Scientists call for more direct engagement with the public on issues of climate change
Press release issued: 28 February 2014
Climate scientists need to interact more directly with the public through blogs and social media, researchers from the University of Bristol, the University of Reading and the Met Office argue in a commentary in this week's Nature Climate Change.
Dr Tamsin Edwards of Bristol's Cabot Institute and colleagues believe that scientists should engage in 'many-to-many' communication with the public on platforms like blogs and social media sites, where they can present their research frankly and directly to the public.
Dr Edwards said: "It's no wonder the public can get confused about such recent phenomena as the slowdown in global surface warming – and climate science more generally – when they almost always hear about it second hand from sources that have their own particular angle or that over-simplify. We think as many climate scientists as possible should get out there and tweet, blog, or talk to the media directly so our science is communicated in the most accurate way it can be."
Since it was first proposed, the idea of global warming has remained a controversial topic, generating differing opinions from proponents and sceptics. Claims like 'global warming has stopped' and the popularisation of the term 'global warming pause' by the media are considered to underplay the potential role of the natural variability of the global climate, which may pass misinterpreted messages to the public and cause confusion.
In their commentary, the scientists point out that there is no unanimous conclusion to be drawn from current climate models, and no model can fully predict the change that will happen.
They refer to discussion of the slowdown in global warming which was a relatively small part of the recent Intergovernmental Panel on Climate Change (IPCC) 5th Assessment Report (AR5) but was reported prominently in the mainstream media. While much of the coverage accurately reflected the views of scientists, some was less aligned with the conclusions of the IPCC.
This media attention was perhaps predictable, the authors say, given the long-term sceptical narrative about the pause. For the past seven or eight years, there has been a pervasive trend in some parts of the media, especially in the UK, to prominently highlight the slowdown and suggest that climate models are 'running too hot'. Such media reports raise questions about the public communication efforts of the climate science community, and the authors ask whether it did enough in communicating the slowdown, and how it could do better in the future.
Maintaining direct communication with the public through tweeting and blogging comes with certain costs and risks, Dr Edwards and colleagues acknowledge. However, they believe this may be the best way to convey the true complexity and uncertainty of climate and demonstrate the real process of climate science research.
The Cabot Institute
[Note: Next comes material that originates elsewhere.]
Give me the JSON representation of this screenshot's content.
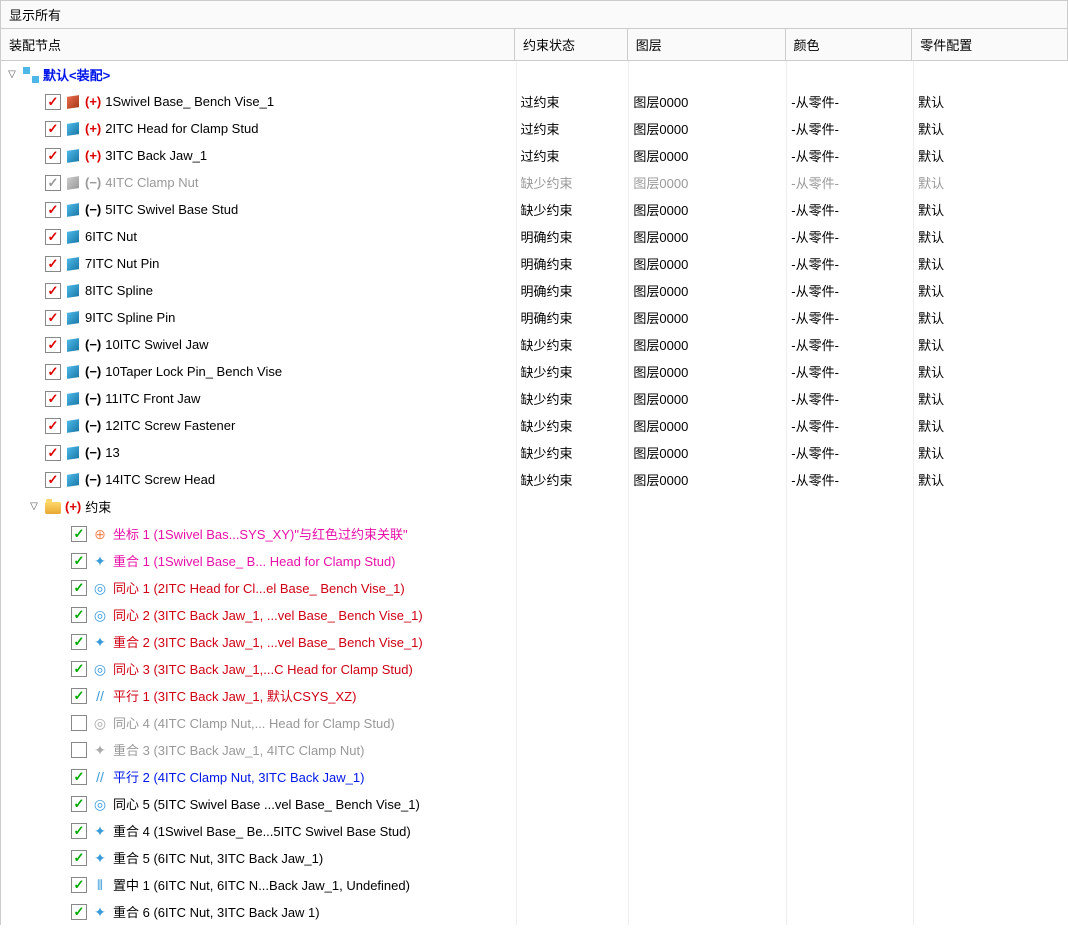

The Cabot Institute carries out fundamental and responsive research on risks and uncertainties in a changing environment. It drives new research in the interconnected areas of climate change, natural hazards, water and food security, low carbon energy, and future cities. Its research fuses rigorous statistical and numerical modelling with a deep understanding of social, environmental and engineered systems – past, present and future. It seeks to engage wider society by listening to, exploring with, and challenging its stakeholders to develop a shared response to 21st century challenges. Find out more at www.bristol.ac.uk/cabot.